Aim of the task: When the word "JSON" appears in a line of the data below, list that line.

Excerpts from an interface dataset:
------------

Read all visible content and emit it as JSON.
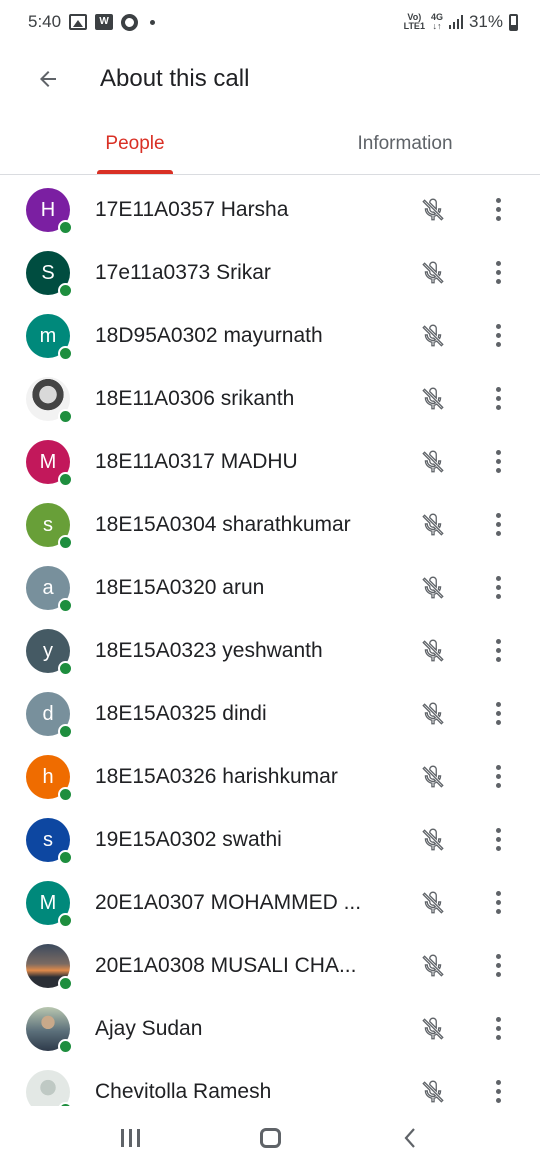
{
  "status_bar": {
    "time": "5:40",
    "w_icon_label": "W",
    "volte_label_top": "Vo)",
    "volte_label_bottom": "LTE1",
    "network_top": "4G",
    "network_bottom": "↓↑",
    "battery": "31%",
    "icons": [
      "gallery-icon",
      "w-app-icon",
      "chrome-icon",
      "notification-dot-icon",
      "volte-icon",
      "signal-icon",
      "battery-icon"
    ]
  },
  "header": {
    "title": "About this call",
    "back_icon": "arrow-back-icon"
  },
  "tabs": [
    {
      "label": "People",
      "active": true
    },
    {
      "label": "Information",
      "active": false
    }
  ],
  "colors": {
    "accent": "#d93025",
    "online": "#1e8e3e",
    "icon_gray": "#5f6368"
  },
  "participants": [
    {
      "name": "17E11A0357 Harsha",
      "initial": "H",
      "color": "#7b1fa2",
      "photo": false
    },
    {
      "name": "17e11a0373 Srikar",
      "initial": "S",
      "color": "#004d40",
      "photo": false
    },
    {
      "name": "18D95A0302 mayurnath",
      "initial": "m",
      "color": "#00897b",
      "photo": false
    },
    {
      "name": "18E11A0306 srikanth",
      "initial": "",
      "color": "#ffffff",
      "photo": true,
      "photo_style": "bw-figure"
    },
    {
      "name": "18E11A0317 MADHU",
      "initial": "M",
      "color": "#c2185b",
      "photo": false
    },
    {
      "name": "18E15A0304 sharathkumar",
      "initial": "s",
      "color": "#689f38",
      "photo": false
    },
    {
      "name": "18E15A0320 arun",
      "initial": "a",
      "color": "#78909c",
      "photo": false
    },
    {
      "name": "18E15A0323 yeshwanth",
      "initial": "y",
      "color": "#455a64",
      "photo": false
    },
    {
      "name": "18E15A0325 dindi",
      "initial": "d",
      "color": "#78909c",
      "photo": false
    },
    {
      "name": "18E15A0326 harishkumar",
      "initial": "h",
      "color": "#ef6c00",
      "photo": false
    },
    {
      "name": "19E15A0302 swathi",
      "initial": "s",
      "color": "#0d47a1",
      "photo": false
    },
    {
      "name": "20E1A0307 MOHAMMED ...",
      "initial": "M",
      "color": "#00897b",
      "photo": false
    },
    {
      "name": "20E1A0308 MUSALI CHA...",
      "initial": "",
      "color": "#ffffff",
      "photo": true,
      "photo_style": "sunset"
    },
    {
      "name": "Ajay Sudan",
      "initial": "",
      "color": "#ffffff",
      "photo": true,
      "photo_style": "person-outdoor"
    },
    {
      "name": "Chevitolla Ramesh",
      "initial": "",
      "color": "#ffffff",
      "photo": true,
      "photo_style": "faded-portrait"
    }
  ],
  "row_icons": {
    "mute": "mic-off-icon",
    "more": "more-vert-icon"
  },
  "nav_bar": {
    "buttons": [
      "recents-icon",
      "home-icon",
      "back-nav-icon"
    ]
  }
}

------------

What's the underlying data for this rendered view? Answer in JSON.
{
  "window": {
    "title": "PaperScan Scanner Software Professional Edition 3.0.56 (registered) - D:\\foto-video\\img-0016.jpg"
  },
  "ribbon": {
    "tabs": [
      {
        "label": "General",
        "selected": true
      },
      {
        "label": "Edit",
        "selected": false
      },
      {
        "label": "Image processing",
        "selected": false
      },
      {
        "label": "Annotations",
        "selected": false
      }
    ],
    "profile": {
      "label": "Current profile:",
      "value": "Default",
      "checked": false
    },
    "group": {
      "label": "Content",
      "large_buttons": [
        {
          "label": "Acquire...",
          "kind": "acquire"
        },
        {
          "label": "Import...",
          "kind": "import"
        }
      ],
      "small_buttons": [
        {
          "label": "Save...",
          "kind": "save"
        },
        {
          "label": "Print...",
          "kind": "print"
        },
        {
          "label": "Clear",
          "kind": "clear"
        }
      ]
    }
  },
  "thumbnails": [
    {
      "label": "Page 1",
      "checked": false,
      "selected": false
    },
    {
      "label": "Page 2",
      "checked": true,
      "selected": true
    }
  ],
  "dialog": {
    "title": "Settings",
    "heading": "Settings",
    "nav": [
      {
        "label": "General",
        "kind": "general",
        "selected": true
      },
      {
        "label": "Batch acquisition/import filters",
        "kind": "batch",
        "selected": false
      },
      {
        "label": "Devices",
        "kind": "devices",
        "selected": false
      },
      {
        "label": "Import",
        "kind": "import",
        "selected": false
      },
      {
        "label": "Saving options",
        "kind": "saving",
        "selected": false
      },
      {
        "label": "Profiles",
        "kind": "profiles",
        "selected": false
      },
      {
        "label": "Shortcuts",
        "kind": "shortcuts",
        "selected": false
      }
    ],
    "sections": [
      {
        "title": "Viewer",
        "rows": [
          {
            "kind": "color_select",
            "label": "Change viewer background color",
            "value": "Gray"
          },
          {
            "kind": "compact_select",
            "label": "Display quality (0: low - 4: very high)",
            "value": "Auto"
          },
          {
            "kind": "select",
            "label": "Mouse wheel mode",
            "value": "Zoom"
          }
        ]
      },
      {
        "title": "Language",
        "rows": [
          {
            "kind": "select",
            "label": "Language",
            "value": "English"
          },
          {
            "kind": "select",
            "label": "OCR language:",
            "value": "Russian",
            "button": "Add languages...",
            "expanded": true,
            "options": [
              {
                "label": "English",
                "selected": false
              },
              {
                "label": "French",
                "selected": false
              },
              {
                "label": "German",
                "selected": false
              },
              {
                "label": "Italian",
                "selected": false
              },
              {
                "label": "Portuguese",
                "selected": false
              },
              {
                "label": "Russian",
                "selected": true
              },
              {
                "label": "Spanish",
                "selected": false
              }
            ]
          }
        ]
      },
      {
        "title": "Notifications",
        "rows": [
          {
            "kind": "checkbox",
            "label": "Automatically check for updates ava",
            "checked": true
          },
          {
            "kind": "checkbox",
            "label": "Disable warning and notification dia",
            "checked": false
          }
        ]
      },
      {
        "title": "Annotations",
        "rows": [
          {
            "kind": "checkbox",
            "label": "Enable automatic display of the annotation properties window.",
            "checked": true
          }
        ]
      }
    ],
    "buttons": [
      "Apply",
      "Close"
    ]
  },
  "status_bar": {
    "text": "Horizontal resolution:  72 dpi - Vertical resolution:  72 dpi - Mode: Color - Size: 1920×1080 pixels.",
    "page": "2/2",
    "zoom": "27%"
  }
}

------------

Output for this exercise:
Read all visible content and emit it as JSON.
What's the underlying data for this rendered view? Answer in JSON.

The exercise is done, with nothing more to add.